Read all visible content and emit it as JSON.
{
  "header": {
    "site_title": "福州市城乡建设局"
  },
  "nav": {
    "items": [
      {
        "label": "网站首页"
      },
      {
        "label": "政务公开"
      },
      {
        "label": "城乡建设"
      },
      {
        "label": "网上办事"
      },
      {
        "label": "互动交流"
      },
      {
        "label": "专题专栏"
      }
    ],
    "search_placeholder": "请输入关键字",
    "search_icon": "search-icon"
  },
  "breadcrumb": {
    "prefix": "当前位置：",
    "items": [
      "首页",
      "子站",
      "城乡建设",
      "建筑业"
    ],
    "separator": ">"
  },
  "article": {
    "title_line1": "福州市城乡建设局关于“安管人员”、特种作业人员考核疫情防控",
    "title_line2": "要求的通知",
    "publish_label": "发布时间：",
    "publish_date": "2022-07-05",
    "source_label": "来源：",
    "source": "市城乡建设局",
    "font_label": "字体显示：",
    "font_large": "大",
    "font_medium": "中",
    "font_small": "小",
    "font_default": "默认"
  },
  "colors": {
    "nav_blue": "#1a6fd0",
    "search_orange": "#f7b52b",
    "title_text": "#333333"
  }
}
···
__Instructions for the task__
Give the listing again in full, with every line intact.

__The completed task__
Read all visible content and emit it as JSON.
{
  "header": {
    "site_title": "福州市城乡建设局"
  },
  "nav": {
    "items": [
      {
        "label": "网站首页"
      },
      {
        "label": "政务公开"
      },
      {
        "label": "城乡建设"
      },
      {
        "label": "网上办事"
      },
      {
        "label": "互动交流"
      },
      {
        "label": "专题专栏"
      }
    ],
    "search_placeholder": "请输入关键字",
    "search_icon": "search-icon"
  },
  "breadcrumb": {
    "prefix": "当前位置：",
    "items": [
      "首页",
      "子站",
      "城乡建设",
      "建筑业"
    ],
    "separator": ">"
  },
  "article": {
    "title_line1": "福州市城乡建设局关于“安管人员”、特种作业人员考核疫情防控",
    "title_line2": "要求的通知",
    "publish_label": "发布时间：",
    "publish_date": "2022-07-05",
    "source_label": "来源：",
    "source": "市城乡建设局",
    "font_label": "字体显示：",
    "font_large": "大",
    "font_medium": "中",
    "font_small": "小",
    "font_default": "默认"
  },
  "colors": {
    "nav_blue": "#1a6fd0",
    "search_orange": "#f7b52b",
    "title_text": "#333333"
  }
}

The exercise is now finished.